Your task is to set down the line containing "Serialize everything readable" and every later line of the entries, word for word, including the last.

-- DATA follows --

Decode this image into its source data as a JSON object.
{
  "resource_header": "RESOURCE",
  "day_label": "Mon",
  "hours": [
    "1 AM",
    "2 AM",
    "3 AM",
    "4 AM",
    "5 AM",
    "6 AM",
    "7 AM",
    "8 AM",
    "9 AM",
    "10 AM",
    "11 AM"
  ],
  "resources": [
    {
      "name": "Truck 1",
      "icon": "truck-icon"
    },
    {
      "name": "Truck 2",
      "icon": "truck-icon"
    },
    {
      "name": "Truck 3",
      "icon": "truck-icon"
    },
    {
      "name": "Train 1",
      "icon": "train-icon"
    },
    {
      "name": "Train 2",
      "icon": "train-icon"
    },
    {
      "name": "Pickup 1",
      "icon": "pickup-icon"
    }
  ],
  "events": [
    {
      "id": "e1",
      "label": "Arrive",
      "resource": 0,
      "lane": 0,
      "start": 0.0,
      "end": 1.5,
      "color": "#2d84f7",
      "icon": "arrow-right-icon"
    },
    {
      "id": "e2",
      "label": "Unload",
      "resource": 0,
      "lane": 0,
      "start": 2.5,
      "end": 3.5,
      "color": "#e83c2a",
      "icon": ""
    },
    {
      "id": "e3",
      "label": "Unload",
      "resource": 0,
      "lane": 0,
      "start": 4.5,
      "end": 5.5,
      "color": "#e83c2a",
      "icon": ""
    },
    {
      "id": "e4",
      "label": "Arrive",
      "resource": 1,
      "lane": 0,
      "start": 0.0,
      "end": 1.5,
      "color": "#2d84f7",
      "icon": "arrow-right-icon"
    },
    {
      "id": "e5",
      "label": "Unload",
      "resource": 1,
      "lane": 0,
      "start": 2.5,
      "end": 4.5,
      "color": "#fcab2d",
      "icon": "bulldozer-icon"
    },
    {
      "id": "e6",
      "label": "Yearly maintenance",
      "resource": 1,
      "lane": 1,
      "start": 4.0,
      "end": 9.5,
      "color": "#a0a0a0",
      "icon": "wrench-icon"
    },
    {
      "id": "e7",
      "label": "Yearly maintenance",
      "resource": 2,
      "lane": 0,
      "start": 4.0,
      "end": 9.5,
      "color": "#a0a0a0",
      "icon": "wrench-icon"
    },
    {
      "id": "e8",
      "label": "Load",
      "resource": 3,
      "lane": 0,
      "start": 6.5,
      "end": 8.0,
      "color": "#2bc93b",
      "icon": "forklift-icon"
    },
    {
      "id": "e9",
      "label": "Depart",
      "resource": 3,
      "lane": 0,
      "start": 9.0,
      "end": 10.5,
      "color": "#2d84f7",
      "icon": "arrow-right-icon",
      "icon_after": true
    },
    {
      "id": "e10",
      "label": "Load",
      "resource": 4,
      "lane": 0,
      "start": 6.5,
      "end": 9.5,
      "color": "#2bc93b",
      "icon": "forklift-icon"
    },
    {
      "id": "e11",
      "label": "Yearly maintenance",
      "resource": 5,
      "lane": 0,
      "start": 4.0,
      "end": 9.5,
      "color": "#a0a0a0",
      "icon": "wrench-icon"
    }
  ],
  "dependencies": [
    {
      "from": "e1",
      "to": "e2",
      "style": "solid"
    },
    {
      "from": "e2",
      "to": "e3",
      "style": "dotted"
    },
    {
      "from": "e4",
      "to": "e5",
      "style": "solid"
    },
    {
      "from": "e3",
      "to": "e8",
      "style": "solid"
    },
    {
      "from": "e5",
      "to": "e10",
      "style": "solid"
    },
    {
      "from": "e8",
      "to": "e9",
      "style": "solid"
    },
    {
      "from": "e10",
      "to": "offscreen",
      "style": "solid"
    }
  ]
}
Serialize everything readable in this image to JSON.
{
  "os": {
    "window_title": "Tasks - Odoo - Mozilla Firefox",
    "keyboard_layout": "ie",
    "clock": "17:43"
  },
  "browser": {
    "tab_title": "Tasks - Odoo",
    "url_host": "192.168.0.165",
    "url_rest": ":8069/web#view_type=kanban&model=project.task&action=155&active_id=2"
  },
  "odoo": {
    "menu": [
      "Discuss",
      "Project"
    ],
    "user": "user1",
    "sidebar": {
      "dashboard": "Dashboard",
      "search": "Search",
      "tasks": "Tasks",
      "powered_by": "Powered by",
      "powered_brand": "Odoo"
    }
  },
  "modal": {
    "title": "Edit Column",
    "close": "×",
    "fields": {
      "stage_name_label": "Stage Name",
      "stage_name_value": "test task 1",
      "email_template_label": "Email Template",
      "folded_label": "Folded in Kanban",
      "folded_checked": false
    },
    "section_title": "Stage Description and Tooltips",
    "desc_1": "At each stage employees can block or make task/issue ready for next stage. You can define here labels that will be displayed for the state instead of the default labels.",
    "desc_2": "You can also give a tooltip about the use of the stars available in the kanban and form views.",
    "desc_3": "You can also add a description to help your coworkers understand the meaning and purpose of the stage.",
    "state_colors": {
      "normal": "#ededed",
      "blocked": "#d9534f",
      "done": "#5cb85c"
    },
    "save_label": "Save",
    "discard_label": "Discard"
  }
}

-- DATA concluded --

▶ _EXERCISE SOLUTION_:
Serialize everything readable in this image to JSON.
{
  "os": {
    "window_title": "Tasks - Odoo - Mozilla Firefox",
    "keyboard_layout": "ie",
    "clock": "17:43"
  },
  "browser": {
    "tab_title": "Tasks - Odoo",
    "url_host": "192.168.0.165",
    "url_rest": ":8069/web#view_type=kanban&model=project.task&action=155&active_id=2"
  },
  "odoo": {
    "menu": [
      "Discuss",
      "Project"
    ],
    "user": "user1",
    "sidebar": {
      "dashboard": "Dashboard",
      "search": "Search",
      "tasks": "Tasks",
      "powered_by": "Powered by",
      "powered_brand": "Odoo"
    }
  },
  "modal": {
    "title": "Edit Column",
    "close": "×",
    "fields": {
      "stage_name_label": "Stage Name",
      "stage_name_value": "test task 1",
      "email_template_label": "Email Template",
      "folded_label": "Folded in Kanban",
      "folded_checked": false
    },
    "section_title": "Stage Description and Tooltips",
    "desc_1": "At each stage employees can block or make task/issue ready for next stage. You can define here labels that will be displayed for the state instead of the default labels.",
    "desc_2": "You can also give a tooltip about the use of the stars available in the kanban and form views.",
    "desc_3": "You can also add a description to help your coworkers understand the meaning and purpose of the stage.",
    "state_colors": {
      "normal": "#ededed",
      "blocked": "#d9534f",
      "done": "#5cb85c"
    },
    "save_label": "Save",
    "discard_label": "Discard"
  }
}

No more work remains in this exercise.